I loved the interdisciplinary nature of COA focused on the relationship between humans and the environment. I stayed because I was constantly supported to follow my passions and interests.
What was the most valuable skill you gained while at COA, and how does it influence your career today?
The most valuable skill I gained at COA was learning to look at an issue from all possible sides — science issues are not simply science issues, they are social, political, environmental, and economic issues as well. While I have followed my passions in science post-COA, I can never treat science as a discipline on its own and am always drawing as many connections as I can so that I can be the best global citizen I can be!
What was your favorite class at COA? Why?
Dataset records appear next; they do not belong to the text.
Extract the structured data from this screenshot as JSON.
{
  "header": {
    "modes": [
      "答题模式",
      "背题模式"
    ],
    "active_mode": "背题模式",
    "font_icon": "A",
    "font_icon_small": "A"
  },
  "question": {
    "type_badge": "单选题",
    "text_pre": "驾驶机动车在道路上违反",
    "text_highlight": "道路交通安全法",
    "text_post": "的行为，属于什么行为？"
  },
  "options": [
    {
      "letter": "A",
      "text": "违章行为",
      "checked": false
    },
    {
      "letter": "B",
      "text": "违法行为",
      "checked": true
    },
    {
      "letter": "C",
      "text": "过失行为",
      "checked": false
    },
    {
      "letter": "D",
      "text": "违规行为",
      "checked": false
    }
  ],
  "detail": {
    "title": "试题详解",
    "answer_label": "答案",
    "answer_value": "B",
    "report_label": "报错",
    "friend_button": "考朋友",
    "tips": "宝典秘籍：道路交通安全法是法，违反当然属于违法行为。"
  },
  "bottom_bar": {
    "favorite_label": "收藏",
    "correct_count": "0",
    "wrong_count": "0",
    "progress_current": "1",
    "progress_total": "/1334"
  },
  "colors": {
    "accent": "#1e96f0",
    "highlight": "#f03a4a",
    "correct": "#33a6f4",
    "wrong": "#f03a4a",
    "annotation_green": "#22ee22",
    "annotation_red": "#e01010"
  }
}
I have two: Trees and Shrubs of MDI during my first year and Winter Ecology during my fourth year. Trees and Shrubs re-opened my eyes to my passion for botany and led me to pursue a plant-based trajectory for the rest of my time at COA. Winter Ecology, however, re-opened my eyes to my passion for all things natural history related, beyond plants, and my passion for life in winter. Realizing my penchant for these more general naturalist pursuits led me towards work in the environmental education field post-COA.
Please describe one of your most meaningful experiences at COA.
Being supported (financially and personally) to do my internship in the UK with a medical herbalist was an experience I don't think I could have gotten anywhere else and totally shaped my passions and goals for the future.
Why is a COA education still relevant — both in your own career and for current students?
I firmly believe that human ecology is the most important concept for everyone to understand in order to make this world a sustainable place for all life. No discipline or action ever stands on its own; the impacts are broader-reaching than we can ever imagine. Understanding that concept regardless of your career or academic path is vital.
Is there anything else you want to make sure others know about COA?
Absorb the interconnectedness of your classes and the splendor of the coast of Maine.